## Requirement
Word for word, please copy the listing below, with its pictures left out.
Segment Open
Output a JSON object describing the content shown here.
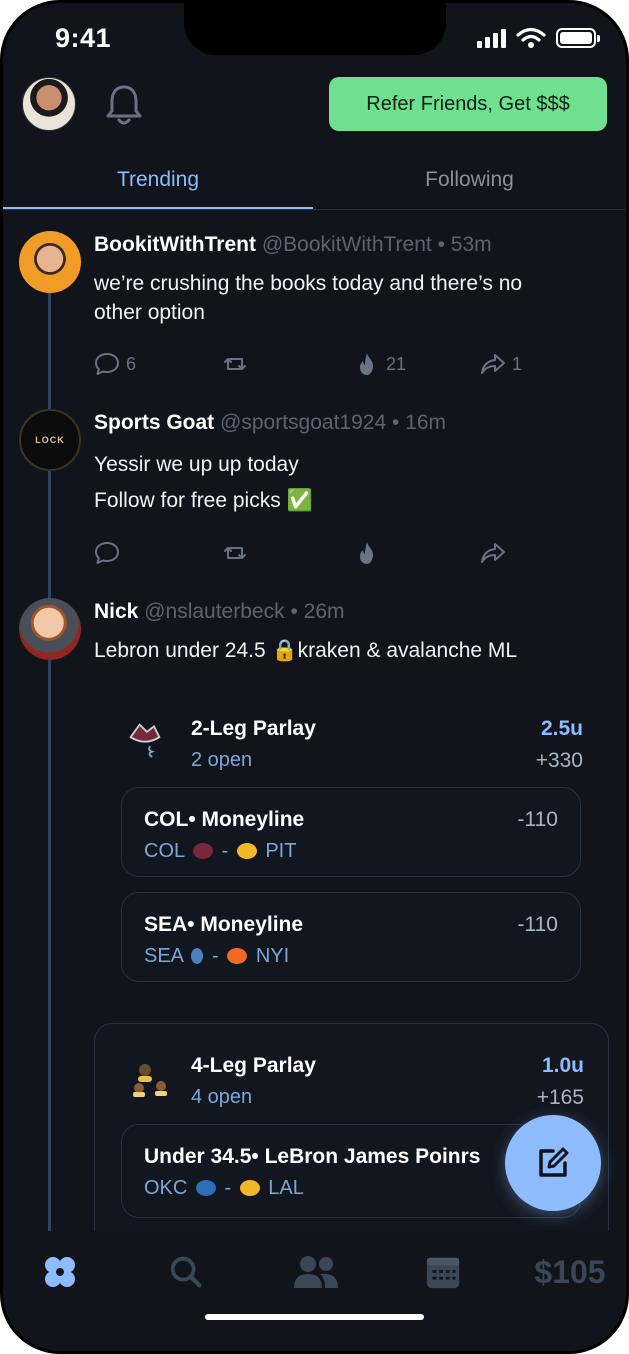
{
  "status": {
    "time": "9:41"
  },
  "header": {
    "refer_label": "Refer Friends, Get $$$"
  },
  "tabs": [
    {
      "label": "Trending",
      "active": true
    },
    {
      "label": "Following",
      "active": false
    }
  ],
  "posts": [
    {
      "name": "BookitWithTrent",
      "handle": "@BookitWithTrent",
      "time": "53m",
      "lines": [
        "we’re crushing the books today and there’s no",
        "other option"
      ],
      "replies": "6",
      "fires": "21",
      "shares": "1"
    },
    {
      "name": "Sports Goat",
      "handle": "@sportsgoat1924",
      "time": "16m",
      "lines": [
        "Yessir we up up today",
        "Follow for free picks ✅"
      ],
      "avatar_text": "LOCK",
      "replies": "",
      "fires": "",
      "shares": ""
    },
    {
      "name": "Nick",
      "handle": "@nslauterbeck",
      "time": "26m",
      "lines": [
        "Lebron under 24.5 🔒kraken & avalanche ML"
      ]
    }
  ],
  "parlays": [
    {
      "title": "2-Leg Parlay",
      "open": "2 open",
      "units": "2.5u",
      "odds": "+330",
      "legs": [
        {
          "title": "COL• Moneyline",
          "odds": "-110",
          "team1": "COL",
          "team2": "PIT"
        },
        {
          "title": "SEA• Moneyline",
          "odds": "-110",
          "team1": "SEA",
          "team2": "NYI"
        }
      ]
    },
    {
      "title": "4-Leg Parlay",
      "open": "4 open",
      "units": "1.0u",
      "odds": "+165",
      "legs": [
        {
          "title": "Under 34.5• LeBron James Poinrs",
          "team1": "OKC",
          "team2": "LAL"
        }
      ]
    }
  ],
  "tabbar": {
    "balance": "$105"
  },
  "colors": {
    "accent": "#8ebcff",
    "refer": "#6fe08f",
    "background": "#11141b"
  },
  "icons": [
    "bell-icon",
    "reply-icon",
    "repost-icon",
    "fire-icon",
    "share-icon",
    "compose-icon",
    "clover-icon",
    "search-icon",
    "people-icon",
    "calendar-icon"
  ]
}
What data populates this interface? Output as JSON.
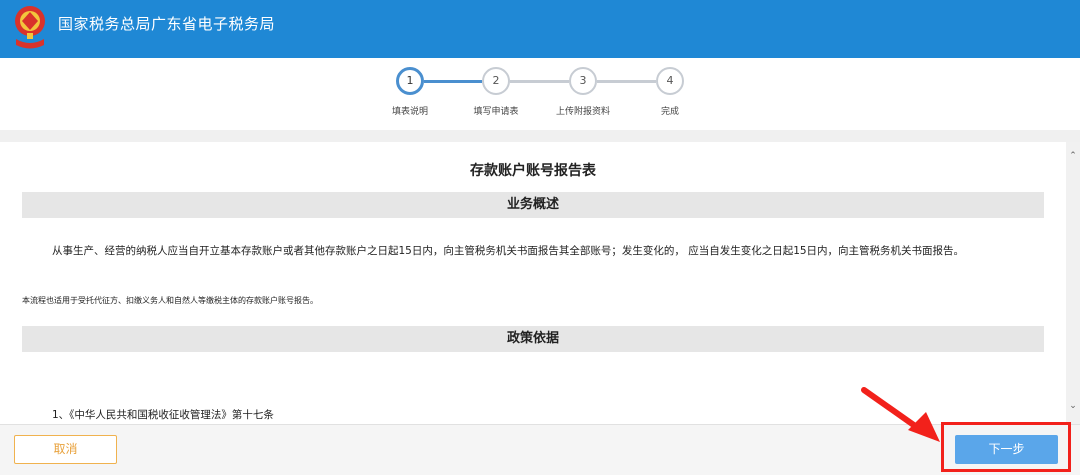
{
  "header": {
    "title": "国家税务总局广东省电子税务局",
    "brand_color": "#1f88d5",
    "emblem_icon": "tax-emblem-icon"
  },
  "steps": [
    {
      "number": "1",
      "label": "填表说明",
      "active": true
    },
    {
      "number": "2",
      "label": "填写申请表",
      "active": false
    },
    {
      "number": "3",
      "label": "上传附报资料",
      "active": false
    },
    {
      "number": "4",
      "label": "完成",
      "active": false
    }
  ],
  "document": {
    "title": "存款账户账号报告表",
    "sections": [
      {
        "heading": "业务概述",
        "paragraph": "从事生产、经营的纳税人应当自开立基本存款账户或者其他存款账户之日起15日内，向主管税务机关书面报告其全部账号；发生变化的， 应当自发生变化之日起15日内，向主管税务机关书面报告。",
        "note": "本流程也适用于受托代征方、扣缴义务人和自然人等缴税主体的存款账户账号报告。"
      },
      {
        "heading": "政策依据",
        "items": [
          "1、《中华人民共和国税收征收管理法》第十七条"
        ]
      }
    ]
  },
  "footer": {
    "cancel_label": "取消",
    "next_label": "下一步"
  },
  "colors": {
    "active_step": "#4a8fcf",
    "cancel_border": "#f0b24e",
    "next_button": "#5aa6ea",
    "highlight": "#f2211b"
  }
}
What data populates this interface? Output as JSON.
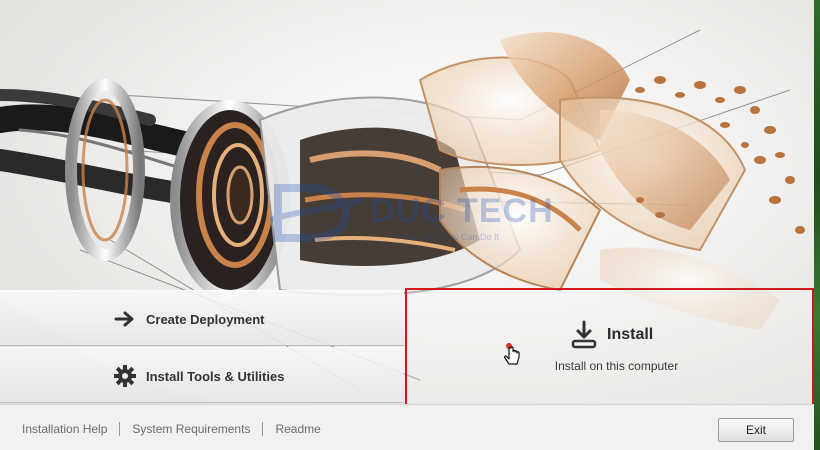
{
  "options": {
    "create_deployment": "Create Deployment",
    "install_tools": "Install Tools & Utilities"
  },
  "install": {
    "title": "Install",
    "subtitle": "Install on this computer"
  },
  "watermark": {
    "name": "DUC TECH",
    "slogan": "I Can Do It You Can Do It"
  },
  "footer": {
    "links": [
      "Installation Help",
      "System Requirements",
      "Readme"
    ],
    "exit_label": "Exit"
  },
  "icons": {
    "deploy": "arrow-right-icon",
    "tools": "gear-icon",
    "install": "download-tray-icon"
  },
  "colors": {
    "highlight_border": "#d0191e",
    "accent_copper": "#c8824a"
  }
}
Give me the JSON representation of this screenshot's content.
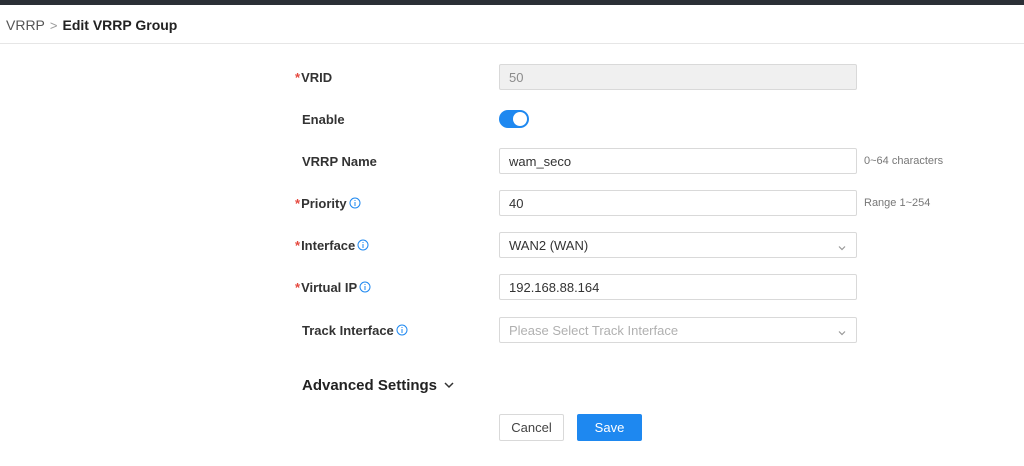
{
  "breadcrumb": {
    "parent": "VRRP",
    "separator": ">",
    "current": "Edit VRRP Group"
  },
  "form": {
    "vrid": {
      "label": "VRID",
      "required": true,
      "value": "50"
    },
    "enable": {
      "label": "Enable",
      "checked": true
    },
    "vrrp_name": {
      "label": "VRRP Name",
      "value": "wam_seco",
      "hint": "0~64 characters"
    },
    "priority": {
      "label": "Priority",
      "required": true,
      "value": "40",
      "hint": "Range 1~254"
    },
    "interface": {
      "label": "Interface",
      "required": true,
      "value": "WAN2 (WAN)"
    },
    "virtual_ip": {
      "label": "Virtual IP",
      "required": true,
      "value": "192.168.88.164"
    },
    "track_interface": {
      "label": "Track Interface",
      "placeholder": "Please Select Track Interface"
    }
  },
  "advanced": {
    "label": "Advanced Settings"
  },
  "buttons": {
    "cancel": "Cancel",
    "save": "Save"
  },
  "colors": {
    "accent": "#1e88f0",
    "required": "#e5483e",
    "disabled_bg": "#f0f0f0",
    "topbar": "#2b2f36"
  },
  "icons": {
    "info": "info-circle-icon",
    "chevron": "chevron-down-icon"
  }
}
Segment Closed
## Task response
Output a JSON object describing the content shown here.
{
  "status": {
    "time": "9:41"
  },
  "header": {
    "refer_label": "Refer Friends, Get $$$"
  },
  "tabs": [
    {
      "label": "Trending",
      "active": true
    },
    {
      "label": "Following",
      "active": false
    }
  ],
  "posts": [
    {
      "name": "BookitWithTrent",
      "handle": "@BookitWithTrent",
      "time": "53m",
      "lines": [
        "we’re crushing the books today and there’s no",
        "other option"
      ],
      "replies": "6",
      "fires": "21",
      "shares": "1"
    },
    {
      "name": "Sports Goat",
      "handle": "@sportsgoat1924",
      "time": "16m",
      "lines": [
        "Yessir we up up today",
        "Follow for free picks ✅"
      ],
      "avatar_text": "LOCK",
      "replies": "",
      "fires": "",
      "shares": ""
    },
    {
      "name": "Nick",
      "handle": "@nslauterbeck",
      "time": "26m",
      "lines": [
        "Lebron under 24.5 🔒kraken & avalanche ML"
      ]
    }
  ],
  "parlays": [
    {
      "title": "2-Leg Parlay",
      "open": "2 open",
      "units": "2.5u",
      "odds": "+330",
      "legs": [
        {
          "title": "COL• Moneyline",
          "odds": "-110",
          "team1": "COL",
          "team2": "PIT"
        },
        {
          "title": "SEA• Moneyline",
          "odds": "-110",
          "team1": "SEA",
          "team2": "NYI"
        }
      ]
    },
    {
      "title": "4-Leg Parlay",
      "open": "4 open",
      "units": "1.0u",
      "odds": "+165",
      "legs": [
        {
          "title": "Under 34.5• LeBron James Poinrs",
          "team1": "OKC",
          "team2": "LAL"
        }
      ]
    }
  ],
  "tabbar": {
    "balance": "$105"
  },
  "colors": {
    "accent": "#8ebcff",
    "refer": "#6fe08f",
    "background": "#11141b"
  },
  "icons": [
    "bell-icon",
    "reply-icon",
    "repost-icon",
    "fire-icon",
    "share-icon",
    "compose-icon",
    "clover-icon",
    "search-icon",
    "people-icon",
    "calendar-icon"
  ]
}
What data populates this interface? Output as JSON.
{
  "header": {
    "title": "国家税务总局广东省电子税务局",
    "brand_color": "#1f88d5",
    "emblem_icon": "tax-emblem-icon"
  },
  "steps": [
    {
      "number": "1",
      "label": "填表说明",
      "active": true
    },
    {
      "number": "2",
      "label": "填写申请表",
      "active": false
    },
    {
      "number": "3",
      "label": "上传附报资料",
      "active": false
    },
    {
      "number": "4",
      "label": "完成",
      "active": false
    }
  ],
  "document": {
    "title": "存款账户账号报告表",
    "sections": [
      {
        "heading": "业务概述",
        "paragraph": "从事生产、经营的纳税人应当自开立基本存款账户或者其他存款账户之日起15日内，向主管税务机关书面报告其全部账号；发生变化的， 应当自发生变化之日起15日内，向主管税务机关书面报告。",
        "note": "本流程也适用于受托代征方、扣缴义务人和自然人等缴税主体的存款账户账号报告。"
      },
      {
        "heading": "政策依据",
        "items": [
          "1、《中华人民共和国税收征收管理法》第十七条"
        ]
      }
    ]
  },
  "footer": {
    "cancel_label": "取消",
    "next_label": "下一步"
  },
  "colors": {
    "active_step": "#4a8fcf",
    "cancel_border": "#f0b24e",
    "next_button": "#5aa6ea",
    "highlight": "#f2211b"
  }
}
What data populates this interface? Output as JSON.
{
  "options": {
    "create_deployment": "Create Deployment",
    "install_tools": "Install Tools & Utilities"
  },
  "install": {
    "title": "Install",
    "subtitle": "Install on this computer"
  },
  "watermark": {
    "name": "DUC TECH",
    "slogan": "I Can Do It You Can Do It"
  },
  "footer": {
    "links": [
      "Installation Help",
      "System Requirements",
      "Readme"
    ],
    "exit_label": "Exit"
  },
  "icons": {
    "deploy": "arrow-right-icon",
    "tools": "gear-icon",
    "install": "download-tray-icon"
  },
  "colors": {
    "highlight_border": "#d0191e",
    "accent_copper": "#c8824a"
  }
}
Give me the JSON representation of this screenshot's content.
{
  "breadcrumb": {
    "parent": "VRRP",
    "separator": ">",
    "current": "Edit VRRP Group"
  },
  "form": {
    "vrid": {
      "label": "VRID",
      "required": true,
      "value": "50"
    },
    "enable": {
      "label": "Enable",
      "checked": true
    },
    "vrrp_name": {
      "label": "VRRP Name",
      "value": "wam_seco",
      "hint": "0~64 characters"
    },
    "priority": {
      "label": "Priority",
      "required": true,
      "value": "40",
      "hint": "Range 1~254"
    },
    "interface": {
      "label": "Interface",
      "required": true,
      "value": "WAN2 (WAN)"
    },
    "virtual_ip": {
      "label": "Virtual IP",
      "required": true,
      "value": "192.168.88.164"
    },
    "track_interface": {
      "label": "Track Interface",
      "placeholder": "Please Select Track Interface"
    }
  },
  "advanced": {
    "label": "Advanced Settings"
  },
  "buttons": {
    "cancel": "Cancel",
    "save": "Save"
  },
  "colors": {
    "accent": "#1e88f0",
    "required": "#e5483e",
    "disabled_bg": "#f0f0f0",
    "topbar": "#2b2f36"
  },
  "icons": {
    "info": "info-circle-icon",
    "chevron": "chevron-down-icon"
  }
}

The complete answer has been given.